▸ Records for this task:
※

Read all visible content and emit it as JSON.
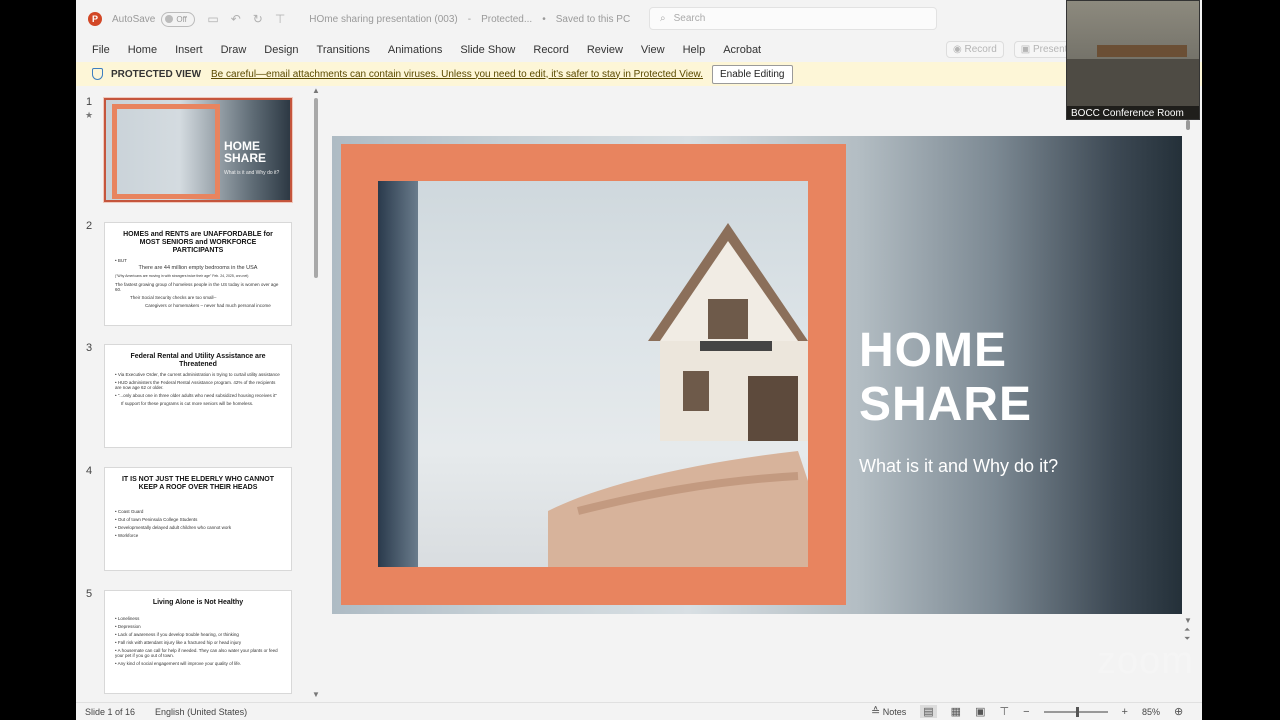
{
  "titlebar": {
    "app_icon": "P",
    "autosave_label": "AutoSave",
    "autosave_state": "Off",
    "doc_title": "HOme sharing presentation (003)",
    "protected": "Protected...",
    "saved_status": "Saved to this PC",
    "search_placeholder": "Search"
  },
  "menu": {
    "items": [
      "File",
      "Home",
      "Insert",
      "Draw",
      "Design",
      "Transitions",
      "Animations",
      "Slide Show",
      "Record",
      "Review",
      "View",
      "Help",
      "Acrobat"
    ],
    "record_button": "Record",
    "present_button": "Present"
  },
  "protected_view": {
    "label": "PROTECTED VIEW",
    "message": "Be careful—email attachments can contain viruses. Unless you need to edit, it's safer to stay in Protected View.",
    "enable_button": "Enable Editing"
  },
  "thumbnails": [
    {
      "num": "1",
      "star": "★",
      "title_line1": "HOME",
      "title_line2": "SHARE",
      "subtitle": "What is it and Why do it?"
    },
    {
      "num": "2",
      "title": "HOMES and RENTS are UNAFFORDABLE for MOST SENIORS and WORKFORCE PARTICIPANTS",
      "lines": [
        "• BUT",
        "There are 44 million empty bedrooms in the USA",
        "(\"Why Americans are moving in with strangers twice their age\" Feb. 24, 2025, cnn.net)",
        "The fastest growing group of homeless people in the US today is women over age 60.",
        "Their Social Security checks are too small--",
        "Caregivers or homemakers – never had much personal income"
      ]
    },
    {
      "num": "3",
      "title": "Federal Rental and Utility Assistance are Threatened",
      "lines": [
        "• Via Executive Order, the current administration is trying to curtail utility assistance",
        "• HUD administers the Federal Rental Assistance program. 42% of the recipients are now age 62 or older.",
        "• \"...only about one in three older adults who need subsidized housing receives it\"",
        "If support for these programs is cut more seniors will be homeless."
      ]
    },
    {
      "num": "4",
      "title": "IT IS NOT JUST THE ELDERLY WHO CANNOT KEEP A ROOF OVER THEIR HEADS",
      "lines": [
        "• Coast Guard",
        "• Out of town Peninsula College Students",
        "• Developmentally delayed adult children who cannot work",
        "• Workforce"
      ]
    },
    {
      "num": "5",
      "title": "Living Alone is Not Healthy",
      "lines": [
        "• Loneliness",
        "• Depression",
        "• Lack of awareness if you develop trouble hearing, or thinking",
        "• Fall risk with attendant injury like a fractured hip or head injury",
        "• A housemate can call for help if needed. They can also water your plants or feed your pet if you go out of town.",
        "• Any kind of social engagement will improve your quality of life."
      ]
    }
  ],
  "slide": {
    "title_line1": "HOME",
    "title_line2": "SHARE",
    "subtitle": "What is it and Why do it?"
  },
  "status": {
    "slide_info": "Slide 1 of 16",
    "language": "English (United States)",
    "notes_label": "Notes",
    "zoom": "85%"
  },
  "zoom_overlay": {
    "camera_label": "BOCC Conference Room",
    "watermark": "zoom"
  },
  "colors": {
    "accent_frame": "#e8845f",
    "selected_border": "#c4553c",
    "protected_bar": "#fdf6d7"
  }
}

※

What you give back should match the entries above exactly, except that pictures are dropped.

▸ Written solution:
Read all visible content and emit it as JSON.
{
  "titlebar": {
    "app_icon": "P",
    "autosave_label": "AutoSave",
    "autosave_state": "Off",
    "doc_title": "HOme sharing presentation (003)",
    "protected": "Protected...",
    "saved_status": "Saved to this PC",
    "search_placeholder": "Search"
  },
  "menu": {
    "items": [
      "File",
      "Home",
      "Insert",
      "Draw",
      "Design",
      "Transitions",
      "Animations",
      "Slide Show",
      "Record",
      "Review",
      "View",
      "Help",
      "Acrobat"
    ],
    "record_button": "Record",
    "present_button": "Present"
  },
  "protected_view": {
    "label": "PROTECTED VIEW",
    "message": "Be careful—email attachments can contain viruses. Unless you need to edit, it's safer to stay in Protected View.",
    "enable_button": "Enable Editing"
  },
  "thumbnails": [
    {
      "num": "1",
      "star": "★",
      "title_line1": "HOME",
      "title_line2": "SHARE",
      "subtitle": "What is it and Why do it?"
    },
    {
      "num": "2",
      "title": "HOMES and RENTS are UNAFFORDABLE for MOST SENIORS and WORKFORCE PARTICIPANTS",
      "lines": [
        "• BUT",
        "There are 44 million empty bedrooms in the USA",
        "(\"Why Americans are moving in with strangers twice their age\" Feb. 24, 2025, cnn.net)",
        "The fastest growing group of homeless people in the US today is women over age 60.",
        "Their Social Security checks are too small--",
        "Caregivers or homemakers – never had much personal income"
      ]
    },
    {
      "num": "3",
      "title": "Federal Rental and Utility Assistance are Threatened",
      "lines": [
        "• Via Executive Order, the current administration is trying to curtail utility assistance",
        "• HUD administers the Federal Rental Assistance program. 42% of the recipients are now age 62 or older.",
        "• \"...only about one in three older adults who need subsidized housing receives it\"",
        "If support for these programs is cut more seniors will be homeless."
      ]
    },
    {
      "num": "4",
      "title": "IT IS NOT JUST THE ELDERLY WHO CANNOT KEEP A ROOF OVER THEIR HEADS",
      "lines": [
        "• Coast Guard",
        "• Out of town Peninsula College Students",
        "• Developmentally delayed adult children who cannot work",
        "• Workforce"
      ]
    },
    {
      "num": "5",
      "title": "Living Alone is Not Healthy",
      "lines": [
        "• Loneliness",
        "• Depression",
        "• Lack of awareness if you develop trouble hearing, or thinking",
        "• Fall risk with attendant injury like a fractured hip or head injury",
        "• A housemate can call for help if needed. They can also water your plants or feed your pet if you go out of town.",
        "• Any kind of social engagement will improve your quality of life."
      ]
    }
  ],
  "slide": {
    "title_line1": "HOME",
    "title_line2": "SHARE",
    "subtitle": "What is it and Why do it?"
  },
  "status": {
    "slide_info": "Slide 1 of 16",
    "language": "English (United States)",
    "notes_label": "Notes",
    "zoom": "85%"
  },
  "zoom_overlay": {
    "camera_label": "BOCC Conference Room",
    "watermark": "zoom"
  },
  "colors": {
    "accent_frame": "#e8845f",
    "selected_border": "#c4553c",
    "protected_bar": "#fdf6d7"
  }
}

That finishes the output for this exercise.